There must a reason for this stupidity – to take an easy example, stupidity can be to the advantage of key people who can influence the conventional wisdom, and that’s an easy and plausible story to tell in this context and many others. Another common explanation is that we haven’t had time or experience yet to come up with something less stupid, but we are also making the claim that a less stupid alternative is within reach. However, it can also be seen as a call for explanation. We say ‘given the facts at hand, we really should be doing something less stupid, so given this is so stupid, there must be missing information that explains it. What is going on?’ Alternatively, it could simply be a call for improvement. This is stupid, and that means we can do better.
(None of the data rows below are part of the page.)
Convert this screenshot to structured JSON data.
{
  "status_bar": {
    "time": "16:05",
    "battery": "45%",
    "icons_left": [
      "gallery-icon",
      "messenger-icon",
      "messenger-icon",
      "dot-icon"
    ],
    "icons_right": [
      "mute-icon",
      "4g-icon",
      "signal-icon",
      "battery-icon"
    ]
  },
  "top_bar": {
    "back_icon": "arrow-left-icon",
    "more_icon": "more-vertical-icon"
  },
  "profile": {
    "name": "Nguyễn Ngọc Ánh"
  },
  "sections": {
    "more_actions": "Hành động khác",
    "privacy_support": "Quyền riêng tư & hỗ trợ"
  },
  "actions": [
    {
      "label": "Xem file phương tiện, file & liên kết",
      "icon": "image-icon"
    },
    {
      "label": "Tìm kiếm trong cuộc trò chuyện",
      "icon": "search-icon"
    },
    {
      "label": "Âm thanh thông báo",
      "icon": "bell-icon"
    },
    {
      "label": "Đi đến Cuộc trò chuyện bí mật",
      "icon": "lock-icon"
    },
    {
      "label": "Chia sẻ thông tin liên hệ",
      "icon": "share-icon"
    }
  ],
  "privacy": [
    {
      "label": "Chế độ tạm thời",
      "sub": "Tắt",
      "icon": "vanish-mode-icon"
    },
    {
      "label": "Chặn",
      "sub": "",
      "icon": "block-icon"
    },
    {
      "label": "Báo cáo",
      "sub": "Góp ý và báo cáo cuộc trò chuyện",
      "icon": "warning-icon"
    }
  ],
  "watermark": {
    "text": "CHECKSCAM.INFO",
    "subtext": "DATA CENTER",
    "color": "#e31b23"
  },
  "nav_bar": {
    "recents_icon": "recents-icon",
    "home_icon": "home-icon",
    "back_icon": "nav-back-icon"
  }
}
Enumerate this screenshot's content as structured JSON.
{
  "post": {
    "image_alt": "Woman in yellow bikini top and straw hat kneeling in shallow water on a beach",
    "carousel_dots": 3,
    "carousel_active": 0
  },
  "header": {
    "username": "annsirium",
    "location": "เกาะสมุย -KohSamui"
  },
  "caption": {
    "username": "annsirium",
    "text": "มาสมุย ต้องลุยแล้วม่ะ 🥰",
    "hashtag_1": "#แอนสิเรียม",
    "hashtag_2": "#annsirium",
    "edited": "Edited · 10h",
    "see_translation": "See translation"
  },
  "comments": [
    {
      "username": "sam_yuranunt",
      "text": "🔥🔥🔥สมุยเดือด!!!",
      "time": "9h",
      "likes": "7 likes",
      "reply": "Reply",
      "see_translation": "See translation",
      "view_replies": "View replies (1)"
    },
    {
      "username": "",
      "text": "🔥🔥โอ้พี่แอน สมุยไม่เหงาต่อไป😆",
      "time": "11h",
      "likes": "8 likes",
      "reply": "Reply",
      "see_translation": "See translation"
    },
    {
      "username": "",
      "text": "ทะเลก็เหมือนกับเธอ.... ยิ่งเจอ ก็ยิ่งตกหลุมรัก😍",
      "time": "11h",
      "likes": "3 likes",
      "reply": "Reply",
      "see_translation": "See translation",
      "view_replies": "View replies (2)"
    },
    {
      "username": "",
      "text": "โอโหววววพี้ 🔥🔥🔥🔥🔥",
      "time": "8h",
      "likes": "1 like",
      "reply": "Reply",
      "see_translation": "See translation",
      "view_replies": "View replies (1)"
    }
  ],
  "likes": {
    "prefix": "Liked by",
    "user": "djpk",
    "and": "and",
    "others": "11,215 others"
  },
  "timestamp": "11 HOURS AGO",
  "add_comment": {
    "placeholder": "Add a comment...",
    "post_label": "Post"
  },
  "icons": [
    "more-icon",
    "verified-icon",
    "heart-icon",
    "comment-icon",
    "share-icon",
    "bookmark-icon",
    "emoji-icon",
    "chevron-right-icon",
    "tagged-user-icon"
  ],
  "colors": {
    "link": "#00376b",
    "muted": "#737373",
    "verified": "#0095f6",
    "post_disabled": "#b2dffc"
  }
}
Telling someone that they are stupid (or not smart enough, or not talented enough…), rather than that their actions or beliefs or ideas are stupid, is then something very different. It is saying that the person in question is incapable of taking what would, for a non-stupid person, be a non-stupid action (or understanding, opinion, plan, etc). On occasion that is useful information. I once asked the question “Am I smart enough to usefully work on this problem?” and was told, point blank by someone who would know, “No.” In context, I was a moron, although of course such words were not used. I am grateful for that answer, because the question is damn important, and if I thought I could meaningfully help I would like to work on it. Instead, I get to work on other problems, which are hopefully problems I can solve. Not saying this when it is true, or telling people they can never say this, is harmful because the informational content is valuable, but such messages have also proven that they can do great psychological harm. How to balance these two needs is a major unsolved problem.
Most people, of course, use these two sets of terms, that (at least in this theory) mean almost exactly opposite things, pretty much interchangeably, and often to mean both things at once, often as a status attack. That makes it really tough to adopt the language and mindset I find most useful, especially since the inner-monologue version tends to use them interchangeably as well because of course I know that I am not stupid in the bad way, so I don’t need to use all these careful words to make that clear.
There is a set of people that I could call “the set of people who I can freely use the word stupid around without worrying that they are going to take it the wrong way, and who know they can say it back to me as well” and I love spending as much time with such people as possible. It is a joy. In the meantime, in the quest to become less stupid, it might make sense to consider oneself as stupid as possible, but no stupider.